After a yearlong deployment to South Korea, Army mortarman Jeremy Miller finally returned home to his wife, Viola, at Fort Campbell, Kentucky. She was in her last semester of college, and life was going great for the young couple—until one day in June 1996.

During a training exercise with the 101st Airborne Division, one of the main rotors of the Black Hawk that Miller was in collided with another helicopter, causing both airframes to fall from treetop level.
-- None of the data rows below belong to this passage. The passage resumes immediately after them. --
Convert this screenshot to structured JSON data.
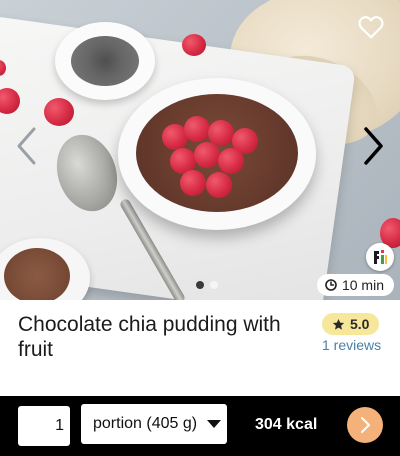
{
  "recipe": {
    "title": "Chocolate chia pudding with fruit",
    "time": "10 min",
    "rating": "5.0",
    "reviews": "1 reviews"
  },
  "carousel": {
    "slide_count": 2,
    "active_index": 0
  },
  "icons": {
    "favorite": "heart-outline-icon",
    "prev": "chevron-left-icon",
    "next": "chevron-right-icon",
    "time": "clock-icon",
    "rating": "star-icon",
    "brand": "brand-logo-icon",
    "dropdown": "caret-down-icon",
    "add": "chevron-right-icon"
  },
  "bottom_bar": {
    "quantity": "1",
    "portion": "portion (405 g)",
    "kcal": "304 kcal"
  },
  "colors": {
    "rating_bg": "#f6e79a",
    "reviews_link": "#4a7fa6",
    "bottom_bar": "#000000",
    "add_button": "#f4b27a"
  }
}
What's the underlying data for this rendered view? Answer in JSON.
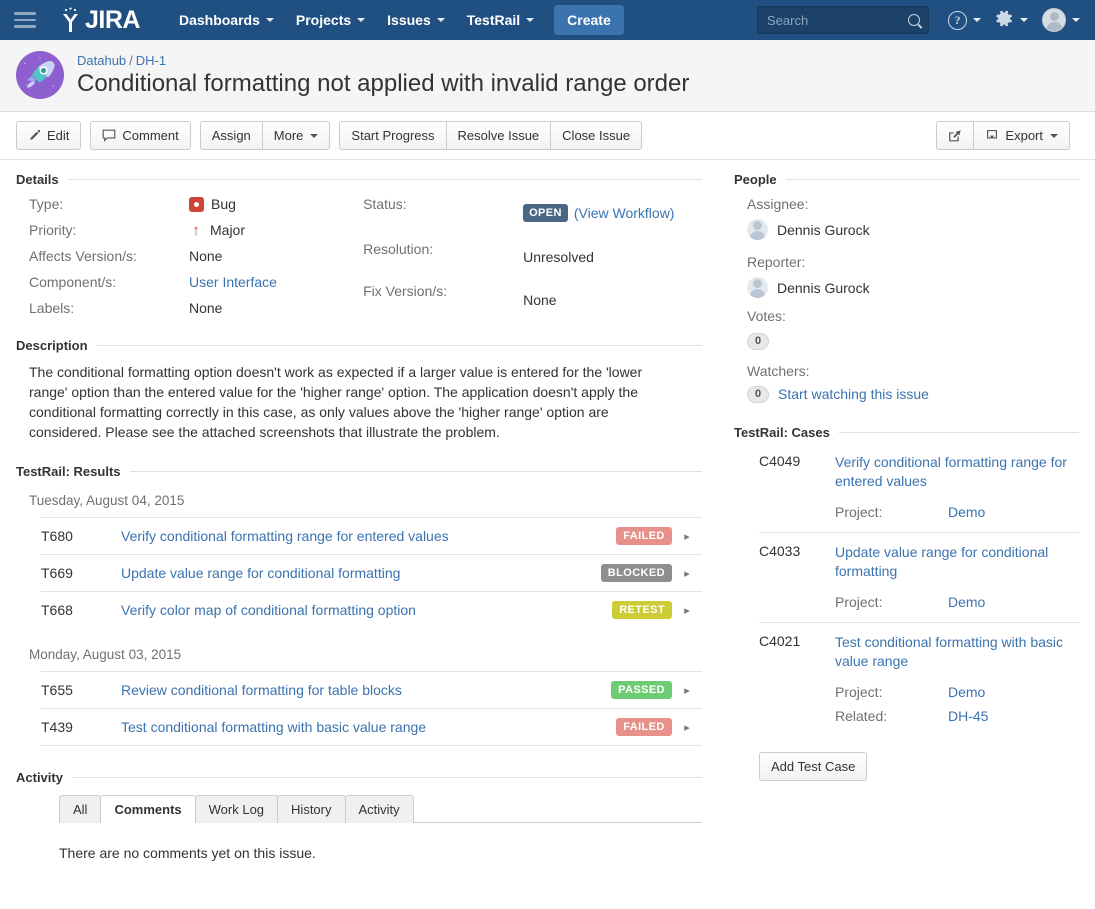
{
  "nav": {
    "brand": "JIRA",
    "items": [
      {
        "label": "Dashboards",
        "has_caret": true
      },
      {
        "label": "Projects",
        "has_caret": true
      },
      {
        "label": "Issues",
        "has_caret": true
      },
      {
        "label": "TestRail",
        "has_caret": true
      }
    ],
    "create_label": "Create",
    "search_placeholder": "Search",
    "search_value": ""
  },
  "issue": {
    "breadcrumb_project": "Datahub",
    "breadcrumb_key": "DH-1",
    "breadcrumb_separator": "/",
    "title": "Conditional formatting not applied with invalid range order"
  },
  "toolbar": {
    "edit": "Edit",
    "comment": "Comment",
    "assign": "Assign",
    "more": "More",
    "start_progress": "Start Progress",
    "resolve_issue": "Resolve Issue",
    "close_issue": "Close Issue",
    "export": "Export"
  },
  "details": {
    "heading": "Details",
    "left": [
      {
        "label": "Type:",
        "value": "Bug",
        "icon": "bug-icon"
      },
      {
        "label": "Priority:",
        "value": "Major",
        "icon": "priority-major-icon"
      },
      {
        "label": "Affects Version/s:",
        "value": "None"
      },
      {
        "label": "Component/s:",
        "value": "User Interface",
        "link": true
      },
      {
        "label": "Labels:",
        "value": "None"
      }
    ],
    "right": [
      {
        "label": "Status:",
        "value": "OPEN",
        "lozenge": true,
        "extra_link": "(View Workflow)"
      },
      {
        "label": "Resolution:",
        "value": "Unresolved"
      },
      {
        "label": "Fix Version/s:",
        "value": "None"
      }
    ]
  },
  "description": {
    "heading": "Description",
    "body": "The conditional formatting option doesn't work as expected if a larger value is entered for the 'lower range' option than the entered value for the 'higher range' option. The application doesn't apply the conditional formatting correctly in this case, as only values above the 'higher range' option are considered. Please see the attached screenshots that illustrate the problem."
  },
  "testrail_results": {
    "heading": "TestRail: Results",
    "groups": [
      {
        "date": "Tuesday, August 04, 2015",
        "rows": [
          {
            "id": "T680",
            "title": "Verify conditional formatting range for entered values",
            "status": "FAILED",
            "color": "#e8908a"
          },
          {
            "id": "T669",
            "title": "Update value range for conditional formatting",
            "status": "BLOCKED",
            "color": "#8e8e8e"
          },
          {
            "id": "T668",
            "title": "Verify color map of conditional formatting option",
            "status": "RETEST",
            "color": "#cccc34"
          }
        ]
      },
      {
        "date": "Monday, August 03, 2015",
        "rows": [
          {
            "id": "T655",
            "title": "Review conditional formatting for table blocks",
            "status": "PASSED",
            "color": "#6dcc73"
          },
          {
            "id": "T439",
            "title": "Test conditional formatting with basic value range",
            "status": "FAILED",
            "color": "#e8908a"
          }
        ]
      }
    ]
  },
  "activity": {
    "heading": "Activity",
    "tabs": [
      {
        "label": "All",
        "active": false
      },
      {
        "label": "Comments",
        "active": true
      },
      {
        "label": "Work Log",
        "active": false
      },
      {
        "label": "History",
        "active": false
      },
      {
        "label": "Activity",
        "active": false
      }
    ],
    "empty_message": "There are no comments yet on this issue."
  },
  "people": {
    "heading": "People",
    "assignee_label": "Assignee:",
    "assignee_name": "Dennis Gurock",
    "reporter_label": "Reporter:",
    "reporter_name": "Dennis Gurock",
    "votes_label": "Votes:",
    "votes_count": "0",
    "watchers_label": "Watchers:",
    "watchers_count": "0",
    "watch_link": "Start watching this issue"
  },
  "testrail_cases": {
    "heading": "TestRail: Cases",
    "cases": [
      {
        "id": "C4049",
        "title": "Verify conditional formatting range for entered values",
        "meta": [
          {
            "key": "Project:",
            "value": "Demo"
          }
        ]
      },
      {
        "id": "C4033",
        "title": "Update value range for conditional formatting",
        "meta": [
          {
            "key": "Project:",
            "value": "Demo"
          }
        ]
      },
      {
        "id": "C4021",
        "title": "Test conditional formatting with basic value range",
        "meta": [
          {
            "key": "Project:",
            "value": "Demo"
          },
          {
            "key": "Related:",
            "value": "DH-45"
          }
        ]
      }
    ],
    "add_button": "Add Test Case"
  },
  "colors": {
    "nav_blue": "#205081",
    "link_blue": "#3b73af",
    "create_blue": "#3b73af",
    "bug_red": "#d04437",
    "status_lozenge": "#4a6785",
    "project_avatar": "#8e5fce"
  }
}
The crash killed six people and injured 30 more.

Viola still remembers hearing about it on the local news.

“I knew Jeremy was in a helicopter training exercise and I feared for the worst,” Viola said. “I had not been notified of anything, so I was hopeful he was alright, but that all changed when the cameraman panned over to the medevac at the hospital. I instantly recognized Jeremy on the stretcher, thanks to one of his tattoos, and my heart just sank.”

Miller was immediately transported to the trauma unit at Nashville’s Vanderbilt University Medical Center. Doctors there didn’t think he would survive. His injuries—which ultimately led to the loss of use of both feet; impairment to his arms, field of vision, and digestive system; cranial nerve paralysis traumatic brain injury with dementia; and an esophagus injury that left him nonverbal—were so significant that he was in and out of a coma.

Two months after the accident, Miller was transferred to James A. Haley Veterans’ Hospital in Tampa, Florida, for rehabilitation and medically retired from the Army in April 1997.

Even with years of rehabilitation, Miller needs full and total care from Viola and others.

Several years ago, while at the Tampa VA, Viola met the mother of another catastrophically injured Veteran who told her about the National Disabled Veterans Winter Sports Clinic and encouraged Viola to apply on her husband’s behalf.

Since 2012, the Millers have been regulars at the Winter Sports Clinic. Jeremy participates in snowmobiling and curling, but his favorite activity is using adaptive skis to hit the slopes.

“The Winter Sports Clinic opened up a whole new world for Jeremy,” Viola said. “It’s absolutely amazing to see what he can do and what all the other athletes can accomplish when they are here. It’s really something special to be a part of.”

Caregivers like Viola, are unsung heroes and their contributions enhance veterans’ quality of life. Learn how DAV Caregivers Support can help you care for your loved one when you return home after the clinic: